Now, a combination of the Irish captain and coach, Crompton and Steve O'Neill, is likely to see him offered a chance at Salford. "He's a terrific prospect," Crompton said. "And you know the best thing about him? He's tough, very tough - and that's the starting point. I get the impression that there is a lot of that sort of toughness around here and that's why there is such good material for rugby league."
Your man from the Dublin Blues overhears. "We've got more where he came from," he promises. It is the encouragement of those grass roots that the Rugby Football League's chief executive, Neil Tunnicliffe, sees as the object of the exercise. By contrast with the regime that went before him, Tunnicliffe steadfastly declined to beat up Wednesday night into something it was not or to make claims that it could not sustain.
There was, for instance, the novel policy of announcing the genuine crowd of 1,511 - kept down on a chill Dublin night by Manchester United on television - rather than inflating it into something more impressive. "What would be the point? Rugby league has done too much of that - parachuting into places and then pulling out because it's not an instant commercial success. We're in this for the long haul and it's all about supporting the work that Nigel Johnston has done. There were 1,500 here tonight and a lot of those were kids who are involved in rugby league. For them, it was a great occasion."
The gradualist philosophy has already achieved one breakthrough. One designated development area in the North-east now has an infrastructure of amateur and junior rugby league that has made the entry of Gateshead Thunder into Super League next year feasible.
Two other target areas, Dublin and Glasgow, have international fixtures as part of the triangular tournament with France. The game is steadily putting down roots, but the world is inevitably less interested in that than in headlines promising "Super League club for Dublin". That is an ambition, says Tunnicliffe, "but there is no firm proposal, no consortium in place and no finance."
You might conclude from a crowd of 1,511 that there is not all that much interest either, but the administration is prepared to give it time, for the drip-drip of activity and publicity to hollow out a space for a new game in an already crowded market place. At this early stage, there is a low-level hum of recognition, with mentions in the major newspapers and on radio. They see Sky Sports and BBC1 in Ireland and, although Corrigan was exceptional in getting the bug so badly that he travelled over to Wigan every weekend the way the masses do to Old Trafford, you can say "rugby league" in a pub in Dublin and attract vague expressions of approval. "I thought the crowd was fantastic," Barrie McDermott, the Leeds prop, said. "There weren't that many of them, but the noise was unbelievable. There was a lot of enthusiasm there."
McDermott and his fellow Super League professionals rather give the lie to the notion that the only thing they are concerned about is the club that pays their wages. The Anglo-Irish contingent coped happily with having to travel by ferry, because Stena Line came on board as sponsors, paying for their own refreshments, because Guinness didn't, and even with O'Neill's motivational Dubliners' tapes on the team bus.
But, if there was an element of end-of-season jaunt about it, Edwards and company played it on the pitch like a Test match against Australia.
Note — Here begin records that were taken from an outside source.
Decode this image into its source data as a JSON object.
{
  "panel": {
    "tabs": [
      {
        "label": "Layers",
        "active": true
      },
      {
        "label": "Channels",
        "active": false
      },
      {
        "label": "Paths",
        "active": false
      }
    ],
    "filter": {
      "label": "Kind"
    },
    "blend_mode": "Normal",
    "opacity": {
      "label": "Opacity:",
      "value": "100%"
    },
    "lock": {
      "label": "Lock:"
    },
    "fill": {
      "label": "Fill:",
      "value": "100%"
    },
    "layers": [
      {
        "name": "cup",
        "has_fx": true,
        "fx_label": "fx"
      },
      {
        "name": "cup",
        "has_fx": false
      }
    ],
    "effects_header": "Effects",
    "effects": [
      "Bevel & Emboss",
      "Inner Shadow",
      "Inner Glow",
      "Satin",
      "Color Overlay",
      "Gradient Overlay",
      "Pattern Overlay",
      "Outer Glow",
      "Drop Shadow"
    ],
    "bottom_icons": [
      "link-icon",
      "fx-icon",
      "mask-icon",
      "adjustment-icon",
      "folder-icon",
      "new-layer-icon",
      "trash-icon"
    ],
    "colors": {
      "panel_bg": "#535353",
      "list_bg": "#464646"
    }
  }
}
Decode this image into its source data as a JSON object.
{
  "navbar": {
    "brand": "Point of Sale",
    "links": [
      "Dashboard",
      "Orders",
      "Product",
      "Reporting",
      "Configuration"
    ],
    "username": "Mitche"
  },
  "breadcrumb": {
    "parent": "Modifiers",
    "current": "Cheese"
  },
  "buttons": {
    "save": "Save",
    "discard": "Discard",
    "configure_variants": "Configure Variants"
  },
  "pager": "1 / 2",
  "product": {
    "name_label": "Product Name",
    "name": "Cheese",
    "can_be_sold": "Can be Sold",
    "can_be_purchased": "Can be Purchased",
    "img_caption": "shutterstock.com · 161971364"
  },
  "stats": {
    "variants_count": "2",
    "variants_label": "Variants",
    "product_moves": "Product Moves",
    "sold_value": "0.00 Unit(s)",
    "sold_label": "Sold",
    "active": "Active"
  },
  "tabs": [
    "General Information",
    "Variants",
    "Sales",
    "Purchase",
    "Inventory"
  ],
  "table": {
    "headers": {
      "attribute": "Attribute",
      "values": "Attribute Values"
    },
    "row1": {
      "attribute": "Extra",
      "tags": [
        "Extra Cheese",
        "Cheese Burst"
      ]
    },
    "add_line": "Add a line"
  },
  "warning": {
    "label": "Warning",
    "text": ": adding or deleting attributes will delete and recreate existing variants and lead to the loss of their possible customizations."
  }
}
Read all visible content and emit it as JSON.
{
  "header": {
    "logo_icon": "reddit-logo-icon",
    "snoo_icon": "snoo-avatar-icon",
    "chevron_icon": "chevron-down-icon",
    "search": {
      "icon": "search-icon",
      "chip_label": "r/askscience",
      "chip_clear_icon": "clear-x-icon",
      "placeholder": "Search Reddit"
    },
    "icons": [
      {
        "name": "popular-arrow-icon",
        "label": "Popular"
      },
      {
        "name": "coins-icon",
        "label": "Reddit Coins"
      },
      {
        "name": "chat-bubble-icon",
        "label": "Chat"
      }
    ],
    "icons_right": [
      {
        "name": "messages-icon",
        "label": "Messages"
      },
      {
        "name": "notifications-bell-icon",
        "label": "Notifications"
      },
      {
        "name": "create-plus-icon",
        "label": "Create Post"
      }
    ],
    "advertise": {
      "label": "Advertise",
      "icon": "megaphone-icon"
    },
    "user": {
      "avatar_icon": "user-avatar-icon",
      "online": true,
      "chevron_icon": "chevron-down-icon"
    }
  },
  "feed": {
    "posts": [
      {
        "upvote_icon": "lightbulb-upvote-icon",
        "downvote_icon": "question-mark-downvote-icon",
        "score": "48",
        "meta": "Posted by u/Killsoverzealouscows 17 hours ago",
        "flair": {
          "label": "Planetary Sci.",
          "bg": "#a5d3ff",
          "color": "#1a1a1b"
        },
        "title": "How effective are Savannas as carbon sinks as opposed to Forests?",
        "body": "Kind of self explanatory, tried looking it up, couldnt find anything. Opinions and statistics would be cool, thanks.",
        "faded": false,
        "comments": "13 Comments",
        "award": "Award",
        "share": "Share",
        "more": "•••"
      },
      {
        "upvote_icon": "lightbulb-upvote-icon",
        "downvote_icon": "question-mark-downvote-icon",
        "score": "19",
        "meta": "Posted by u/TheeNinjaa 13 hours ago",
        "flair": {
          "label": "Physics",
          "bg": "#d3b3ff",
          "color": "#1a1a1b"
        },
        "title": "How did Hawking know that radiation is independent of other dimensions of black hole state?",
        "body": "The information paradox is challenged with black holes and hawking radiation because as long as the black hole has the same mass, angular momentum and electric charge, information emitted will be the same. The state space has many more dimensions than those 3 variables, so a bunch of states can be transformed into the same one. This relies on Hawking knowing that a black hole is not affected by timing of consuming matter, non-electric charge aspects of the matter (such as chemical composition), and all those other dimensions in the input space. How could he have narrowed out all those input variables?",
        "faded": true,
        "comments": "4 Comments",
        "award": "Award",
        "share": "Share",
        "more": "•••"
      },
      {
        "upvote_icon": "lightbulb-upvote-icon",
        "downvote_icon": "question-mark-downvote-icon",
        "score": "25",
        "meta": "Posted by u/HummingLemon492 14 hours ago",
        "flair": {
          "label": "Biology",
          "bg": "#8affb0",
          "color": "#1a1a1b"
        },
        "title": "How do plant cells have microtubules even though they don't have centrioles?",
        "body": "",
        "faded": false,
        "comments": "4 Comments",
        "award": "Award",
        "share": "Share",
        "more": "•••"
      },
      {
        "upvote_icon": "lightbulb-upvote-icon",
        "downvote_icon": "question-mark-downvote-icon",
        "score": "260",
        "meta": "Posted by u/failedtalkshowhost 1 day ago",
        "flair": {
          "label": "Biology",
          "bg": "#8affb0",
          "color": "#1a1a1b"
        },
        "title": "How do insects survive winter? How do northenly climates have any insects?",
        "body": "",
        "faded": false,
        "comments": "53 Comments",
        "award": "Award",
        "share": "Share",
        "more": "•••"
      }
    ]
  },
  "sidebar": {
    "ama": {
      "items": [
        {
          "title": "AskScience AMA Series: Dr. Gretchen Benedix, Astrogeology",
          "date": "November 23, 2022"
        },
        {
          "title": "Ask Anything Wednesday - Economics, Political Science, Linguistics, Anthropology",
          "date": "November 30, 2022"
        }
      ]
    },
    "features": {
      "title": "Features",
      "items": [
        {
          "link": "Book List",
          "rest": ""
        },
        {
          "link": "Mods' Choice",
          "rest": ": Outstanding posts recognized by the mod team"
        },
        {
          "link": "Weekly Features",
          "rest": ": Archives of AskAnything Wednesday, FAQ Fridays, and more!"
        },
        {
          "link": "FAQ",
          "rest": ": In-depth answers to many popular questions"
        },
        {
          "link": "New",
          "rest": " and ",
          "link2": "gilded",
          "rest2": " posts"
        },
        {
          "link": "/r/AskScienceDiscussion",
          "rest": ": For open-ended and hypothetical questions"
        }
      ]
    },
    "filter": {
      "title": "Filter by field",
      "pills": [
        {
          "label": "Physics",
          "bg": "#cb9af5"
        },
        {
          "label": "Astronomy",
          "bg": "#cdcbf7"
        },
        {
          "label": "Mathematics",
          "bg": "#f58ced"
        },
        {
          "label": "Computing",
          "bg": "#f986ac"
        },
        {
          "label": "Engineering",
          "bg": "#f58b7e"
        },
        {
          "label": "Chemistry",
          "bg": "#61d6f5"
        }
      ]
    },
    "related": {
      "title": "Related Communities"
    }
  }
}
It was well into the fourth round of the black stuff before they stopped reproaching themselves for losing. It was then that the compensations kicked in. "I'm not going home until Sunday," said Edwards, although for him and his team-mates, Dublin was feeling more and more like home itself.